Guest post by Sean Bagniewski
I can still remember it. I was standing in line at the grocery store and got a call from my friend, Brenda Kole, who had been helping with Hillary Clinton’s exploratory committee. She asked if I remembered a film crew who had stopped by my house several weeks before to talk about whether my wife and I thought Hillary should run for president. I said I did and she said the footage about our home renovations and our rescue lab puppy was going to be used in Hillary’s launch video, which would go live in a few minutes. By the time I made it home, the video had been released and my cell phone and social media were absolutely flooded.
After that 15 minutes of political spotlight wound down, I got to meet her backstage at the Fairgrounds in June and she thanked us for being in the video. I assumed I’d just be in for a summer of volunteer house parties and helping to organize the vote for her in Northwest Des Moines. Our interior renovations were completed and we had hired someone to paint our house’s exterior as I headed off to Ohio for a work trip. While there, I had a few minutes between meetings and looked down to see a call from Hillary’s Iowa campaign manager, Matt Paul. You always answer the phone if you’re getting a call from Matt Paul. He asked if I had any time for a “special guest” at our house in three days. Needless to say, my next phone call was to our house painter. The entire house had already been stripped and he told me I was crazy if I thought they could get a two week paint job done in three days.

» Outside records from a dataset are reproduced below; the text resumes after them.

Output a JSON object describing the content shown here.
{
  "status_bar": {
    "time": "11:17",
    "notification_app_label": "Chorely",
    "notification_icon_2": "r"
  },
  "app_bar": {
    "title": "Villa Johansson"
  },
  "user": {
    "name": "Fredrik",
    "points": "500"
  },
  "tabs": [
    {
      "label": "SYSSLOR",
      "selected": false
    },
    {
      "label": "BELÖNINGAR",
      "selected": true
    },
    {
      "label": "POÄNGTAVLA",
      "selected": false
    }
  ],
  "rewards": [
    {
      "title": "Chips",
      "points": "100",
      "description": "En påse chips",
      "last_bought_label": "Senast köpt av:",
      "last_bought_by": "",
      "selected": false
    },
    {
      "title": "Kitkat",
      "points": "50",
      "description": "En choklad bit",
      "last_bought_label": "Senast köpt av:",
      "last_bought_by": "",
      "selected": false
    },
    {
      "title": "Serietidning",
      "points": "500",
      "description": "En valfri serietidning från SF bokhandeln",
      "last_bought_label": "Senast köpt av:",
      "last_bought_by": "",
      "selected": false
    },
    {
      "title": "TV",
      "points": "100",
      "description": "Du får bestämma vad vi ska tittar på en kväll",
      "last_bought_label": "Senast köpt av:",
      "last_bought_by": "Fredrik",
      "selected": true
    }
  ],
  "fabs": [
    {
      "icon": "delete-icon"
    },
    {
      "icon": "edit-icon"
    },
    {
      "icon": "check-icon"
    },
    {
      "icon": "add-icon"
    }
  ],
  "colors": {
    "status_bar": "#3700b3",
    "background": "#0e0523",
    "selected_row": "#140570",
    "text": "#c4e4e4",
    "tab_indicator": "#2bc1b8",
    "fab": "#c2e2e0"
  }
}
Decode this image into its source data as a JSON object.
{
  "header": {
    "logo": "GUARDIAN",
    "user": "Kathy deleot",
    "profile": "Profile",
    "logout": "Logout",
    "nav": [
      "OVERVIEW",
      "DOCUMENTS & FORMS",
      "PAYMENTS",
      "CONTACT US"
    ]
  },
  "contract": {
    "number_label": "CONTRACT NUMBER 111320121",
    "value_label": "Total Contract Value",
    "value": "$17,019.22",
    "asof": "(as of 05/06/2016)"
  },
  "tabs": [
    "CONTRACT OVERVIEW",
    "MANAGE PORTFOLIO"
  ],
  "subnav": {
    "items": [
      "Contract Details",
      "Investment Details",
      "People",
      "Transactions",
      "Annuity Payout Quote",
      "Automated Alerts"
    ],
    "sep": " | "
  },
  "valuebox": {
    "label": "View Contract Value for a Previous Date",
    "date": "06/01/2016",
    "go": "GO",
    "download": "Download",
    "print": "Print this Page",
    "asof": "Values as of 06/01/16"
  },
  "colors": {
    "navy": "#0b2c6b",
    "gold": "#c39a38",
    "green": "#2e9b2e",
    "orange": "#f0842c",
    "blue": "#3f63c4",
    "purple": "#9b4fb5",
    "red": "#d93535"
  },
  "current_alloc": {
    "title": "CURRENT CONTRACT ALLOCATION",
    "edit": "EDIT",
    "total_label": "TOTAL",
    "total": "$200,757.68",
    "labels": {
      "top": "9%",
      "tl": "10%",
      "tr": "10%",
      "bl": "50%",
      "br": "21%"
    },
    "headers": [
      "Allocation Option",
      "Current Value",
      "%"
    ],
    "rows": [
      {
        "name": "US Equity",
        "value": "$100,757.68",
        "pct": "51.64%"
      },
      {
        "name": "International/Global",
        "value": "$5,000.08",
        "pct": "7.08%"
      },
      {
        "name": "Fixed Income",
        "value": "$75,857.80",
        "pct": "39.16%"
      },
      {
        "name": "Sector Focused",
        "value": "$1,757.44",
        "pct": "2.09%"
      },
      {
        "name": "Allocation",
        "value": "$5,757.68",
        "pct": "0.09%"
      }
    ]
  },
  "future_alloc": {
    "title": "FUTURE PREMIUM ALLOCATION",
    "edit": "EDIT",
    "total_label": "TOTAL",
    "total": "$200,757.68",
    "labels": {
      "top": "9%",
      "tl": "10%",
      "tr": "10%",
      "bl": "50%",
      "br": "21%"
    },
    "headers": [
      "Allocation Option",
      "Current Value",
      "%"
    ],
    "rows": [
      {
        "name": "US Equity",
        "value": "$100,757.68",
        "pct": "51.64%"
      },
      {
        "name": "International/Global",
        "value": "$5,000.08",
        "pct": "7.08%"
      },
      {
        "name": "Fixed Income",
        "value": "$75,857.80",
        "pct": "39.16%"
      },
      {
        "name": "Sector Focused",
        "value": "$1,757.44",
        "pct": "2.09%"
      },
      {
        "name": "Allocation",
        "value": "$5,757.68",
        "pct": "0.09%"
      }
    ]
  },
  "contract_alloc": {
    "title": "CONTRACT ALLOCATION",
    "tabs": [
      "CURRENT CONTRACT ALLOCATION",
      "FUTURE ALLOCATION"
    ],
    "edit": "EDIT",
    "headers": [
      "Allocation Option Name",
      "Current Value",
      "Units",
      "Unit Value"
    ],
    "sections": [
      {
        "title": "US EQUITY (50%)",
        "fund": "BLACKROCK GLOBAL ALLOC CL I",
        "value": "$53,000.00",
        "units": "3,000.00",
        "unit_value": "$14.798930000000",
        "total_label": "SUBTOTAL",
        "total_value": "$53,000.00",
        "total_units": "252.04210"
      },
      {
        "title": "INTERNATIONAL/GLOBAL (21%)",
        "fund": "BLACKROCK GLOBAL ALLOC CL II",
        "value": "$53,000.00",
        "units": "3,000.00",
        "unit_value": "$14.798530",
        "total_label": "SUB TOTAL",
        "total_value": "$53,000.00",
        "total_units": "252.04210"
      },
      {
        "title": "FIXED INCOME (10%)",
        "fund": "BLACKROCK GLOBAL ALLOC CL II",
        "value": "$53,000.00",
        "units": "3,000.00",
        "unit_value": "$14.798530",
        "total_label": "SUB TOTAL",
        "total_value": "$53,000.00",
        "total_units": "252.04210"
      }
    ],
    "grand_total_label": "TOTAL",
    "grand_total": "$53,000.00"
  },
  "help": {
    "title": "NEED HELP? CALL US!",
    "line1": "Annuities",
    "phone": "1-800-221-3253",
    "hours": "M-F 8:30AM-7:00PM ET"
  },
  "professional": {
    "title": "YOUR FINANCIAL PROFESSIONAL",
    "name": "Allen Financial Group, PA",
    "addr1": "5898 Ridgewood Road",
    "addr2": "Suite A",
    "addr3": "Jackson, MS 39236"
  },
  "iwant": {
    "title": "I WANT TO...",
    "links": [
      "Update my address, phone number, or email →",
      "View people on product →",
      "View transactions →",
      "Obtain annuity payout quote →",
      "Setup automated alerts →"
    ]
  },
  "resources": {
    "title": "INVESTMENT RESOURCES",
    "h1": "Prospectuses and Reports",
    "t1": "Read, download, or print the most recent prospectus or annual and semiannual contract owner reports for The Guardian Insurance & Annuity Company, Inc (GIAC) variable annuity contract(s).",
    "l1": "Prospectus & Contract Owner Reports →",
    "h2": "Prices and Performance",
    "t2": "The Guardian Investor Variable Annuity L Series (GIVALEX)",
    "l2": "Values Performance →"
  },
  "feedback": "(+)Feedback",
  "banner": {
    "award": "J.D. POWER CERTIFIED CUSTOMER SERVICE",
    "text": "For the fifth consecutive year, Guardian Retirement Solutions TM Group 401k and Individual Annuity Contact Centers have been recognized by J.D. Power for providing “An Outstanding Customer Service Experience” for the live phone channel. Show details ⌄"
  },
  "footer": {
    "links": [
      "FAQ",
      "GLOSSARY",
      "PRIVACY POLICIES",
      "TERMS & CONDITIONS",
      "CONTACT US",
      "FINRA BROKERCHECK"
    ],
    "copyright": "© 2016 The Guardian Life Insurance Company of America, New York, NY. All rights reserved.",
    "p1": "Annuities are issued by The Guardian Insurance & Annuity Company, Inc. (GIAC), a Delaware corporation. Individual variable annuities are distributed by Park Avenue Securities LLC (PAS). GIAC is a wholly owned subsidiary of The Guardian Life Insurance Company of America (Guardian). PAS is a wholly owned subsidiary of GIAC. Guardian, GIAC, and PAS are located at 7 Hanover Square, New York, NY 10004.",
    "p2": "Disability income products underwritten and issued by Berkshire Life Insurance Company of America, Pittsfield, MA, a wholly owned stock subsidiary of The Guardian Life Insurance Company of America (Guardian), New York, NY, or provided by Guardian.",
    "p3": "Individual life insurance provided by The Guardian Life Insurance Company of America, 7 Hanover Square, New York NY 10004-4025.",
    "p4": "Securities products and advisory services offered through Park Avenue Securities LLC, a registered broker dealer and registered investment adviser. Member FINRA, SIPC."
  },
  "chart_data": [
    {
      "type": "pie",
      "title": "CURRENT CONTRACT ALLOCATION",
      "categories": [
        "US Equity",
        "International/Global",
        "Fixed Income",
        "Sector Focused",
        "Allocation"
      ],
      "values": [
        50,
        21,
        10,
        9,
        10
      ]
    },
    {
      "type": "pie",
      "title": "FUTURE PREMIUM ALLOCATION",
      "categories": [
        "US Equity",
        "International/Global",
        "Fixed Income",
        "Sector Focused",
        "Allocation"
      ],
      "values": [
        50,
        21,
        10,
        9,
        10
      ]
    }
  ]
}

So what’s it like to have a presidential visit? Wonderful and crazy all at the same time. You really can’t clean your house enough or have your yard manicured enough for a presidential candidate. Somehow the painter was able to have the half of the house facing the audience painted by the big day. I made a joke to the crowd that they shouldn’t look at the back or east side of the house. Everyone laughed. I wasn’t kidding.
I introduced Hillary on our back deck and talked about how dedicated our voters are in “Northwest Des Moines, Beaverdale, Obamadale, and now… Hillarydale.” The crowd cheered. Thank God. You’ll never believe how many undecided Democrats we squeezed into the backyard that day. Despite the 94-degree heat, Hillary gave a great speech and took questions from the audience. Then she did something somewhat unexpected. She stayed on the deck and shook every hand, signed every memento (including the chest of a man in a yellow polo shirt), and talked to every person until everyone had left our yard. I’ve been fortunate enough to meet a lot of politicians and a fair share of presidential candidates. They can often be good with people and not actually like people. Hillary Clinton genuinely likes people. You might not think so, but meet her and you’ll know what I’m saying.
Two hours after her arrival, Hillary was still talking with a small group of our friends and family in the house. She had earlier noticed that I had a Childe Hassam painting similar to one Bill had in the Oval Office. I let her know that I met Bill in 1994 at a rally for gubernatorial candidate Bonnie Campbell. I was a poor fifth grader from the trailer park and he had stopped to talk with me and later had the Secret Service bring me a note with his signature. It’s 21 years later, and I’ve felt the lightning bolt for public service ever since.
After Hillary left, I held hands with my 73-year old grandmother, Jean, one of the many women who helped raise me. She lives in a town of 256 in rural Wisconsin and her sister, Jan, had been a Catholic school principal who adored Hillary Clinton. Somehow that rubbed off on my nonpolitical grandmother and she had been asking me at least monthly for many years whether I had heard any news in Iowa about our friend Hillary. She told me she never thought she’d see a woman president in her lifetime. We couldn’t believe that the better half of the Clinton family I had first encountered back in 1994 had actually been in our house. Sometimes politics, like life, comes back full circle.
by Sean Bagniewski